§ **TASK BRIEF**: The entries below are to be written out exactly, with no images included.

Collection entries
====================

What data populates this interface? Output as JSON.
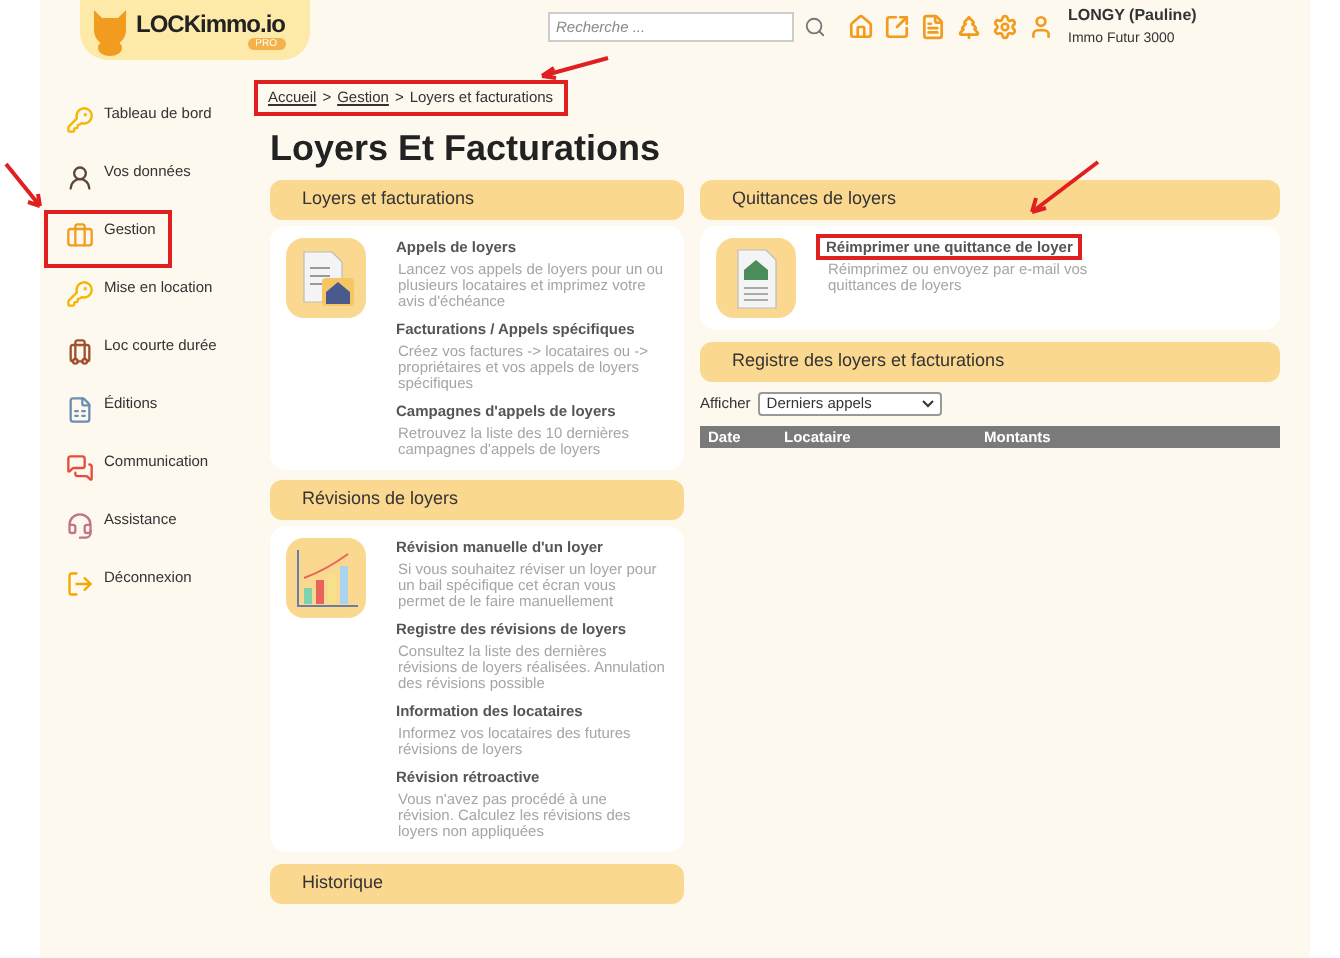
{
  "header": {
    "logo": {
      "name": "LOCKimmo.io",
      "badge": "PRO"
    },
    "search": {
      "placeholder": "Recherche ..."
    },
    "user": {
      "name": "LONGY (Pauline)",
      "company": "Immo Futur 3000"
    }
  },
  "breadcrumb": {
    "highlighted": true,
    "items": [
      {
        "label": "Accueil",
        "kind": "link"
      },
      {
        "label": ">",
        "kind": "separator"
      },
      {
        "label": "Gestion",
        "kind": "link"
      },
      {
        "label": ">",
        "kind": "separator"
      },
      {
        "label": "Loyers et facturations",
        "kind": "current"
      }
    ]
  },
  "sidebar": {
    "items": [
      {
        "label": "Tableau de bord",
        "kind": "dashboard",
        "highlighted": false
      },
      {
        "label": "Vos données",
        "kind": "profile",
        "highlighted": false
      },
      {
        "label": "Gestion",
        "kind": "management",
        "highlighted": true
      },
      {
        "label": "Mise en location",
        "kind": "rental",
        "highlighted": false
      },
      {
        "label": "Loc courte durée",
        "kind": "short",
        "highlighted": false
      },
      {
        "label": "Éditions",
        "kind": "editions",
        "highlighted": false
      },
      {
        "label": "Communication",
        "kind": "communication",
        "highlighted": false
      },
      {
        "label": "Assistance",
        "kind": "support",
        "highlighted": false
      },
      {
        "label": "Déconnexion",
        "kind": "logout",
        "highlighted": false
      }
    ]
  },
  "page_title": "Loyers Et Facturations",
  "left_sections": [
    {
      "title": "Loyers et facturations",
      "kind": "rent",
      "entries": [
        {
          "title": "Appels de loyers",
          "description": "Lancez vos appels de loyers pour un ou plusieurs locataires et imprimez votre avis d'échéance",
          "highlighted": false
        },
        {
          "title": "Facturations / Appels spécifiques",
          "description": "Créez vos factures -> locataires ou -> propriétaires et vos appels de loyers spécifiques",
          "highlighted": false
        },
        {
          "title": "Campagnes d'appels de loyers",
          "description": "Retrouvez la liste des 10 dernières campagnes d'appels de loyers",
          "highlighted": false
        }
      ]
    },
    {
      "title": "Révisions de loyers",
      "kind": "revision",
      "entries": [
        {
          "title": "Révision manuelle d'un loyer",
          "description": "Si vous souhaitez réviser un loyer pour un bail spécifique cet écran vous permet de le faire manuellement",
          "highlighted": false
        },
        {
          "title": "Registre des révisions de loyers",
          "description": "Consultez la liste des dernières révisions de loyers réalisées. Annulation des révisions possible",
          "highlighted": false
        },
        {
          "title": "Information des locataires",
          "description": "Informez vos locataires des futures révisions de loyers",
          "highlighted": false
        },
        {
          "title": "Révision rétroactive",
          "description": "Vous n'avez pas procédé à une révision. Calculez les révisions des loyers non appliquées",
          "highlighted": false
        }
      ]
    },
    {
      "title": "Historique",
      "kind": "history"
    }
  ],
  "right_sections": [
    {
      "title": "Quittances de loyers",
      "kind": "receipt",
      "entries": [
        {
          "title": "Réimprimer une quittance de loyer",
          "description": "Réimprimez ou envoyez par e-mail vos quittances de loyers",
          "highlighted": true
        }
      ]
    },
    {
      "title": "Registre des loyers et facturations",
      "kind": "register",
      "filter": {
        "label": "Afficher",
        "value": "Derniers appels"
      },
      "columns": [
        "Date",
        "Locataire",
        "Montants"
      ]
    }
  ]
}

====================

§ **EXERCISE SOLUTION**:
What data populates this interface? Output as JSON.
{
  "header": {
    "logo": {
      "name": "LOCKimmo.io",
      "badge": "PRO"
    },
    "search": {
      "placeholder": "Recherche ..."
    },
    "user": {
      "name": "LONGY (Pauline)",
      "company": "Immo Futur 3000"
    }
  },
  "breadcrumb": {
    "highlighted": true,
    "items": [
      {
        "label": "Accueil",
        "kind": "link"
      },
      {
        "label": ">",
        "kind": "separator"
      },
      {
        "label": "Gestion",
        "kind": "link"
      },
      {
        "label": ">",
        "kind": "separator"
      },
      {
        "label": "Loyers et facturations",
        "kind": "current"
      }
    ]
  },
  "sidebar": {
    "items": [
      {
        "label": "Tableau de bord",
        "kind": "dashboard",
        "highlighted": false
      },
      {
        "label": "Vos données",
        "kind": "profile",
        "highlighted": false
      },
      {
        "label": "Gestion",
        "kind": "management",
        "highlighted": true
      },
      {
        "label": "Mise en location",
        "kind": "rental",
        "highlighted": false
      },
      {
        "label": "Loc courte durée",
        "kind": "short",
        "highlighted": false
      },
      {
        "label": "Éditions",
        "kind": "editions",
        "highlighted": false
      },
      {
        "label": "Communication",
        "kind": "communication",
        "highlighted": false
      },
      {
        "label": "Assistance",
        "kind": "support",
        "highlighted": false
      },
      {
        "label": "Déconnexion",
        "kind": "logout",
        "highlighted": false
      }
    ]
  },
  "page_title": "Loyers Et Facturations",
  "left_sections": [
    {
      "title": "Loyers et facturations",
      "kind": "rent",
      "entries": [
        {
          "title": "Appels de loyers",
          "description": "Lancez vos appels de loyers pour un ou plusieurs locataires et imprimez votre avis d'échéance",
          "highlighted": false
        },
        {
          "title": "Facturations / Appels spécifiques",
          "description": "Créez vos factures -> locataires ou -> propriétaires et vos appels de loyers spécifiques",
          "highlighted": false
        },
        {
          "title": "Campagnes d'appels de loyers",
          "description": "Retrouvez la liste des 10 dernières campagnes d'appels de loyers",
          "highlighted": false
        }
      ]
    },
    {
      "title": "Révisions de loyers",
      "kind": "revision",
      "entries": [
        {
          "title": "Révision manuelle d'un loyer",
          "description": "Si vous souhaitez réviser un loyer pour un bail spécifique cet écran vous permet de le faire manuellement",
          "highlighted": false
        },
        {
          "title": "Registre des révisions de loyers",
          "description": "Consultez la liste des dernières révisions de loyers réalisées. Annulation des révisions possible",
          "highlighted": false
        },
        {
          "title": "Information des locataires",
          "description": "Informez vos locataires des futures révisions de loyers",
          "highlighted": false
        },
        {
          "title": "Révision rétroactive",
          "description": "Vous n'avez pas procédé à une révision. Calculez les révisions des loyers non appliquées",
          "highlighted": false
        }
      ]
    },
    {
      "title": "Historique",
      "kind": "history"
    }
  ],
  "right_sections": [
    {
      "title": "Quittances de loyers",
      "kind": "receipt",
      "entries": [
        {
          "title": "Réimprimer une quittance de loyer",
          "description": "Réimprimez ou envoyez par e-mail vos quittances de loyers",
          "highlighted": true
        }
      ]
    },
    {
      "title": "Registre des loyers et facturations",
      "kind": "register",
      "filter": {
        "label": "Afficher",
        "value": "Derniers appels"
      },
      "columns": [
        "Date",
        "Locataire",
        "Montants"
      ]
    }
  ]
}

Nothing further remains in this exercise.